GP: Polished bronze, stone, and marble are the materials I love most and use constantly to create my sculptures. They fully respond to my needs. Polished bronze best complies with the “vitality” of the continuous fluxes of my “Superfici in Tensione” (“Surfaces under Tension”). While the polished bronze “Superfici in Tensione” have a bright appearance, those in polished black Belgian marble have a mercurial atmosphere.
Bronze and stone with an unpolished surface are good to fix and scan the geometric structure of the form. I deeply love stone and marble. The kingdom of stone is extremely extensive, varied, and rich. I feel and love its beauty. Works such as Il luogo dei quattro punti cardinal (Locus of the Four Cardinal Points), which I created at Taino Park, could only have been done in stone.
My first “Superfici in Tensione” are dated 1958. I pursued and tried to focus on the “nature” of emptiness. Emptiness includes a continuous flux of contrasting energies. With “Superfici in Tensione” I gave form to the not-visible forms of emptiness that complete and compete with the visible solid forms of the sculpture, being part of it in an endless tension and contrast. The contrasting movements that agitate the “Superfici in Tensione” are provoked by the presence in the same space of emptiness and fullness. I make visible the pre-existing tension and energies in what we call “empty space,” which is the space of sculpture. “Superfici in Tensione” do not represent contrasting tension but are the contrasting tension. In them, action exists and was caught in the sculpture.
LT: How important are size and scale in sculpture? How does context affect your handling of these elements, especially in the urban spaces in which many of your public works are located?
GP: There are sculptures measuring a few inches that are “monumental,” and there are sculptures that will never be “monumental,” notwithstanding how big they are. Between the size of the sculpture and its surrounding space, connections of interdependency and of confrontation exist, which are very difficult to handle. There are no rules to follow in order to find and to keep the “right balance,” because “connections” change continuously, and each time I have to face and solve new problems and unknown factors. These problems become even more difficult when the sculpture is in an urban setting and has to confront architecture.
Today, too often urban sculptures are not integrated into the urban context. They lack understanding of the relationship, of the integration, that links sculpture to architecture, “the sister art.” Each time I created an urban sculpture, its relationship with the surrounding territory was primary, essential.
LT: You are an extraordinary draftsman; is drawing an important part of your daily activity?
GP: For me, drawing represents the germinal moment of my creative process.
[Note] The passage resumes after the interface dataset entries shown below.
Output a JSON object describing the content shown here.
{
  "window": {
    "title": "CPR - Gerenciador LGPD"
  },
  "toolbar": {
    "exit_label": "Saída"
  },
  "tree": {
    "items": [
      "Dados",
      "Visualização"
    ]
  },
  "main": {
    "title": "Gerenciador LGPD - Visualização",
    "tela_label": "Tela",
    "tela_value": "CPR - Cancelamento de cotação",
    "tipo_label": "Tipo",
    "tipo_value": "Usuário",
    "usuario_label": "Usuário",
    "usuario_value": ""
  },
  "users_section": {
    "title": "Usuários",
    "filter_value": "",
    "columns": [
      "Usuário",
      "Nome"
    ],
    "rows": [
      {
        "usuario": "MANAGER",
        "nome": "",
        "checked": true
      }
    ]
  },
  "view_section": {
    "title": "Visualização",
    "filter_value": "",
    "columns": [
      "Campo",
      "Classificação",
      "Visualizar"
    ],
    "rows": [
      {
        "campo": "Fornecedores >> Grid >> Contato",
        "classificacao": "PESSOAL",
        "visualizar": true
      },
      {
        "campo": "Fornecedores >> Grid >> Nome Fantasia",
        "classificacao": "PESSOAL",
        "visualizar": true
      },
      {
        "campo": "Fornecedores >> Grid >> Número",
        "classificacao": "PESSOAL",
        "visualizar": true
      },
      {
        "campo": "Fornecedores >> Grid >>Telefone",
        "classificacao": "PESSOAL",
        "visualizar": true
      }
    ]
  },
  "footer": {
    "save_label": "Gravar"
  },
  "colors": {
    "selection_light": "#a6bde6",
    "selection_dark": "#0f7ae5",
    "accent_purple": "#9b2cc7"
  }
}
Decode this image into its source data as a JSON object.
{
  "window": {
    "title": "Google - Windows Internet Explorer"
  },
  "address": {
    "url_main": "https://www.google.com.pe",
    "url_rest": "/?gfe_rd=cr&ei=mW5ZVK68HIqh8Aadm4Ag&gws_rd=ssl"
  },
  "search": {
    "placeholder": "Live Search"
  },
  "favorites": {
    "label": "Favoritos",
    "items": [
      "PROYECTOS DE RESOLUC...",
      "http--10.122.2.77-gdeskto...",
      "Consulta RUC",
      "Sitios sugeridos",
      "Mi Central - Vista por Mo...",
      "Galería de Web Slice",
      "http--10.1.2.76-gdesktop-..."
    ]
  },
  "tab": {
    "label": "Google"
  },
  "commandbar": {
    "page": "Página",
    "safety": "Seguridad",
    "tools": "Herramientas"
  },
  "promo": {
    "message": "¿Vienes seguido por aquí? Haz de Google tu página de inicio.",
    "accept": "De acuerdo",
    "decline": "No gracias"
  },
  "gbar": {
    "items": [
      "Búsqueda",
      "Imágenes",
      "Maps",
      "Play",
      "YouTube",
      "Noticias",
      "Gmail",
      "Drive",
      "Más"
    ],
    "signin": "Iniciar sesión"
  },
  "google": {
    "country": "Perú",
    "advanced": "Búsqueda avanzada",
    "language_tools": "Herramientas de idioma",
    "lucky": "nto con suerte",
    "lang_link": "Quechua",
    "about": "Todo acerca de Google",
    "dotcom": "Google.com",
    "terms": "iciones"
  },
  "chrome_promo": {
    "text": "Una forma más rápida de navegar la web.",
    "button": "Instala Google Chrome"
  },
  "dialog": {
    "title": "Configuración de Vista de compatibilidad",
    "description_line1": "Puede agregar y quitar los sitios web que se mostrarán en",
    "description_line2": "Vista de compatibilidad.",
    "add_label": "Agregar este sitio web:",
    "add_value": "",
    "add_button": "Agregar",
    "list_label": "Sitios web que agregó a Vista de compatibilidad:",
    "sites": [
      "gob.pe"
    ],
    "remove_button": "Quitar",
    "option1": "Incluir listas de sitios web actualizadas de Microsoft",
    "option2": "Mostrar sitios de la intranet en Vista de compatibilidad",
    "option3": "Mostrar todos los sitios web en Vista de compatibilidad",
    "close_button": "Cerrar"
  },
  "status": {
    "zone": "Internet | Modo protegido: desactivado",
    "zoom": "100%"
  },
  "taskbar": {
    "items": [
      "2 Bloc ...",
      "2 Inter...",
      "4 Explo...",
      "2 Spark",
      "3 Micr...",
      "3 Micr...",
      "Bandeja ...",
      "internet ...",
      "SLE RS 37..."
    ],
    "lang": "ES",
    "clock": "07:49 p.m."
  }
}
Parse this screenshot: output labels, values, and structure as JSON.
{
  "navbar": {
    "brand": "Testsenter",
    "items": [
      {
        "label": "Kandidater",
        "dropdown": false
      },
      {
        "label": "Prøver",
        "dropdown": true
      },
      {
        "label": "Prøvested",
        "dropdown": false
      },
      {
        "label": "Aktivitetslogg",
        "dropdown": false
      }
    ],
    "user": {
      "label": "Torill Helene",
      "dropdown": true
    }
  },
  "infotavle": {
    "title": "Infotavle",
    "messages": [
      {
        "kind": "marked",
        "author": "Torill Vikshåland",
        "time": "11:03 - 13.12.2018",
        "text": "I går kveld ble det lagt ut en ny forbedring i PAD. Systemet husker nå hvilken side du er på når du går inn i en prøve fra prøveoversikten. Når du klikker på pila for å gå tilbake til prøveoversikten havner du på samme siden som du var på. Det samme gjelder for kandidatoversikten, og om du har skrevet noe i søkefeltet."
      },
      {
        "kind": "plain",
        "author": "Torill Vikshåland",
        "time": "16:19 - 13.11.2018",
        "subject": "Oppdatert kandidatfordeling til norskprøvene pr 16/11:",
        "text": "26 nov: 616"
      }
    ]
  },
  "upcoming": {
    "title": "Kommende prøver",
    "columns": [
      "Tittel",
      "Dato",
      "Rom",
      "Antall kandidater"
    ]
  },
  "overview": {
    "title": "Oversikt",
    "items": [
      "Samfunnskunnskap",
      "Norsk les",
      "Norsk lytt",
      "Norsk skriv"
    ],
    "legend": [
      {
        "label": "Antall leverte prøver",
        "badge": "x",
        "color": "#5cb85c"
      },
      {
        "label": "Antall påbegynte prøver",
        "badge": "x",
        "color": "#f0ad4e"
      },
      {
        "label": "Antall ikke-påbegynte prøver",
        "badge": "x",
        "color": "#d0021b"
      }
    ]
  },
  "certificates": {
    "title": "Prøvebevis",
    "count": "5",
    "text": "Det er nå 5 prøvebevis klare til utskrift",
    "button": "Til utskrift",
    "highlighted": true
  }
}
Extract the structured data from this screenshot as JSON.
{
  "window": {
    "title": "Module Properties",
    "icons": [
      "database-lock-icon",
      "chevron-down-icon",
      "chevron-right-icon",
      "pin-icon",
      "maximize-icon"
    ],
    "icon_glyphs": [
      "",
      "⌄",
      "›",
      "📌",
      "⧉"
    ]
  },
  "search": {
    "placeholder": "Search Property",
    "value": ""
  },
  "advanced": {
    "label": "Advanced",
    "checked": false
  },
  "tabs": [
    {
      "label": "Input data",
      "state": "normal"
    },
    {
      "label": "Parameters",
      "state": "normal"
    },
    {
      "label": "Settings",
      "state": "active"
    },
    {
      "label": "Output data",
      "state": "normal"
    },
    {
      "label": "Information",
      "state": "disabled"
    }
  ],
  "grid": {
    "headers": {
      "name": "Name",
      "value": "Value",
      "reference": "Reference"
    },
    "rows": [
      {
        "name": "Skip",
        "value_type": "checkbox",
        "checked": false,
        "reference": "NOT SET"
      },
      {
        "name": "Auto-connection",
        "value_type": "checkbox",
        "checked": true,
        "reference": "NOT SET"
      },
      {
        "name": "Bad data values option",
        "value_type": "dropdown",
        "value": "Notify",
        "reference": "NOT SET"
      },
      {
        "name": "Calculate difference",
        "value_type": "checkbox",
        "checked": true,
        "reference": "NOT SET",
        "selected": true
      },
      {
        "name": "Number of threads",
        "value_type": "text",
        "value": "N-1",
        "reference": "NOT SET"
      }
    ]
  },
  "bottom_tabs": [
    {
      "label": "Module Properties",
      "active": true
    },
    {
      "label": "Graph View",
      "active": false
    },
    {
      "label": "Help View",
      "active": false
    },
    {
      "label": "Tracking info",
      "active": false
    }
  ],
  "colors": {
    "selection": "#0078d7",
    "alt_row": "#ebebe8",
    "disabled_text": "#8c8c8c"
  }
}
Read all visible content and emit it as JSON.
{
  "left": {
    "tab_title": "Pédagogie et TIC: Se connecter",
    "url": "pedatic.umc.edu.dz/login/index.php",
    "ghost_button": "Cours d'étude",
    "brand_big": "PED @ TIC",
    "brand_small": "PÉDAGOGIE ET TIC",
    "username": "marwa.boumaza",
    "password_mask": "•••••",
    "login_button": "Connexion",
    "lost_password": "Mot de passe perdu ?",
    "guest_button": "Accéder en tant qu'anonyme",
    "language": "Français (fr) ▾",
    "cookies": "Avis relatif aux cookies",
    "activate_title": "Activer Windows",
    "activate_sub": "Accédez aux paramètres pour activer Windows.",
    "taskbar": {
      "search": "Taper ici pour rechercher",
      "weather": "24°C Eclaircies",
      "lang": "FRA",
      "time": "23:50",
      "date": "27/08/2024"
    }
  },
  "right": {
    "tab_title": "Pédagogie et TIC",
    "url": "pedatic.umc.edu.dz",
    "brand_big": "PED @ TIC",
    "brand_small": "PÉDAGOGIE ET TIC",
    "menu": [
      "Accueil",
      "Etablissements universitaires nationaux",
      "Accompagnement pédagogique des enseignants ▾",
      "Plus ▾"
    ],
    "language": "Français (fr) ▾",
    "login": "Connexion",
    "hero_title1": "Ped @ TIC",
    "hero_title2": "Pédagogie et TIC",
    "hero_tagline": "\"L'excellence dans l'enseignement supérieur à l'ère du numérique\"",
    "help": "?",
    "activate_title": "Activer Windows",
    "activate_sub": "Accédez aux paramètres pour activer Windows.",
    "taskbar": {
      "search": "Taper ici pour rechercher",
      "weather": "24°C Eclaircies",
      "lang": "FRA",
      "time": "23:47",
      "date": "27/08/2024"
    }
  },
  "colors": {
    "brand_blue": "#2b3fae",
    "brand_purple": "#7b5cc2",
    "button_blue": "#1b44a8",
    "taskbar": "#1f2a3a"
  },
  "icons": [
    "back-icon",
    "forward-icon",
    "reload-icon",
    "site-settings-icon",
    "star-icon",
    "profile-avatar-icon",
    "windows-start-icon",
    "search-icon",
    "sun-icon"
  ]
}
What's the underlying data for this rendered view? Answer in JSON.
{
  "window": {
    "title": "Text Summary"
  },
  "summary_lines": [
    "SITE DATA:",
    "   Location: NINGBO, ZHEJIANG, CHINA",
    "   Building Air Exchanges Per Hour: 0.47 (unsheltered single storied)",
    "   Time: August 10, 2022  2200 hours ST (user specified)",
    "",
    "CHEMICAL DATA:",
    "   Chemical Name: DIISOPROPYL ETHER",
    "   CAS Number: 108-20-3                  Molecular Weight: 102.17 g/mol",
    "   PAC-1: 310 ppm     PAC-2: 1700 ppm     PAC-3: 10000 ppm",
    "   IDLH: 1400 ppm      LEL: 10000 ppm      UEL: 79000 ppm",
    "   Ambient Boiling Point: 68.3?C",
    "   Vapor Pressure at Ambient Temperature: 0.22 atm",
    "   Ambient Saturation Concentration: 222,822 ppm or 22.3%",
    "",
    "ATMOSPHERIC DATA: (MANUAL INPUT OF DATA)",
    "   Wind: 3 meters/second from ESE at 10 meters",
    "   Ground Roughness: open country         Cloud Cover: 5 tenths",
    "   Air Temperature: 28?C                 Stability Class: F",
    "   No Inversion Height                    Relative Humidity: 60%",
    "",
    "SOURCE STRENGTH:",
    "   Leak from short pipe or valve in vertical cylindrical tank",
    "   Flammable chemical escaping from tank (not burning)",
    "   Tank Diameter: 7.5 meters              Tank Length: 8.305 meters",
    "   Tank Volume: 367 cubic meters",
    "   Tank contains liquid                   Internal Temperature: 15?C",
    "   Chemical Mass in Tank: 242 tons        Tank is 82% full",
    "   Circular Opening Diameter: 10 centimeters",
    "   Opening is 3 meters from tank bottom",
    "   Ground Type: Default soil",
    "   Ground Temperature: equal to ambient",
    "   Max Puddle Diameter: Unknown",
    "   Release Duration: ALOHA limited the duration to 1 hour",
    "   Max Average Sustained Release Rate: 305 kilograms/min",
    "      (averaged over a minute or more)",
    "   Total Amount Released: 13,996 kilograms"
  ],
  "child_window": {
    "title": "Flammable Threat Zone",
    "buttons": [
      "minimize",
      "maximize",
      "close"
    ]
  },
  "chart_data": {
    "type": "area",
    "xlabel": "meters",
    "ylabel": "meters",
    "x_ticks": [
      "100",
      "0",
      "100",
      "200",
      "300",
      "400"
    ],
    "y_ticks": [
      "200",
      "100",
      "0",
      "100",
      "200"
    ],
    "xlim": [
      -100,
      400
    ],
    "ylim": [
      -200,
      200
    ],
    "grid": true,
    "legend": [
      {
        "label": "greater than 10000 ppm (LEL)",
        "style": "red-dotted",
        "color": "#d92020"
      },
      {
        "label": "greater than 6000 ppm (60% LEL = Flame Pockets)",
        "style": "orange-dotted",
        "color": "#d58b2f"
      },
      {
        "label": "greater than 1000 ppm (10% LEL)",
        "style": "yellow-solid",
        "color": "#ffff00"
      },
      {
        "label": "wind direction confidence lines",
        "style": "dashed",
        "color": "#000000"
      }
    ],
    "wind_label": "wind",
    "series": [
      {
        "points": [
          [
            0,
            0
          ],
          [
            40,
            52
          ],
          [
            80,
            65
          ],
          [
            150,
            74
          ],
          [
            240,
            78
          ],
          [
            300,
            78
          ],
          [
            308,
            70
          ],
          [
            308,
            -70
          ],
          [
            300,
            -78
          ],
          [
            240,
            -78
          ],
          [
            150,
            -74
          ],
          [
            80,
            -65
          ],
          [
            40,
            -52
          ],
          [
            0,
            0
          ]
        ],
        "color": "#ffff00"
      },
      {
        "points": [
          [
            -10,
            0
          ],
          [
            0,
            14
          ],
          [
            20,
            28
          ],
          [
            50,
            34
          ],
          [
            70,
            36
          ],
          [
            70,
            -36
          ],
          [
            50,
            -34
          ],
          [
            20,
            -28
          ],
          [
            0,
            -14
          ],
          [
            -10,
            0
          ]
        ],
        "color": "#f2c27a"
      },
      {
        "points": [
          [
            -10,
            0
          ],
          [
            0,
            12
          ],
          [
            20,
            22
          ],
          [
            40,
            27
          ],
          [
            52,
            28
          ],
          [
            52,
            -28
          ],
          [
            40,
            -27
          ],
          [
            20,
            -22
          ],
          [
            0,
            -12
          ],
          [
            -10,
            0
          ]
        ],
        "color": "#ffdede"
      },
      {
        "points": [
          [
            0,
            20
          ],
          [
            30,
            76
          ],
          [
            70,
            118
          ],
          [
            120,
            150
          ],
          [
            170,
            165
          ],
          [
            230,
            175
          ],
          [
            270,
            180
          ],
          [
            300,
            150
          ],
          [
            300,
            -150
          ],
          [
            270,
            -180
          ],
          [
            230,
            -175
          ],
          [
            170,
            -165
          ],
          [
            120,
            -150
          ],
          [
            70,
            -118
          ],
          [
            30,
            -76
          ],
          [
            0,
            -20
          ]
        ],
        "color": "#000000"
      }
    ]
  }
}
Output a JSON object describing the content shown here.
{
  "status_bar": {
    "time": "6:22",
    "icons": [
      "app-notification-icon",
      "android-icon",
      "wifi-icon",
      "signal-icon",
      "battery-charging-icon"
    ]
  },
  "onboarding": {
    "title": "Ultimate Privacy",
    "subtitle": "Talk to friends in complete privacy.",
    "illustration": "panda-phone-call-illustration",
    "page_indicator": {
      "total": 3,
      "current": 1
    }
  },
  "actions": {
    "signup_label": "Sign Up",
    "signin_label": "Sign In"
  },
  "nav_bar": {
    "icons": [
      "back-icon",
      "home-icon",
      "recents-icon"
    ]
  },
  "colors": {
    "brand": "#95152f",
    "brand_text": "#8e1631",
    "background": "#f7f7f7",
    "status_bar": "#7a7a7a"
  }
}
The act of drawing is synonymous with freedom. At the beginning, what I am drawing is still immaterial—no size or static problems to solve: it is the projection of an abstract, mental idea. Once the idea is fixed, the next step is the choice of the material with which I will realize the idea. At that point, drawing becomes subordinate to the necessity of the project in progress. Sometimes I will continue drawing on the marble piece to indicate where the marble has to be cut. Carving is a way to keep drawing inside the marble. To sculpt and to carve is to draw inside matter. My way of drawing is very different from that of the painter; it is nearer to that of the architect.
LT: Do you consider yourself a sculptor who builds or a sculptor who models his works?
GP: I modeled occasionally in the past, with clay and wax. To build in space and “with” space is what I do and what I want to do. I need to model in spaces and with space. I am aware of space and the living emptiness of space. Space is infinite, imperishable. Emptiness is the space of sculpture. Space/emptiness surrounds everything, and we cannot do without it. As a sculptor, I have a strong consciousness of it. Perhaps the awareness of space leads to a strong communion with the universe. To be in communion with the universe and the idea of death is the reason why I sculpt.
Laura Tansini is a writer based in Rome and a frequent contributor to Sculpture.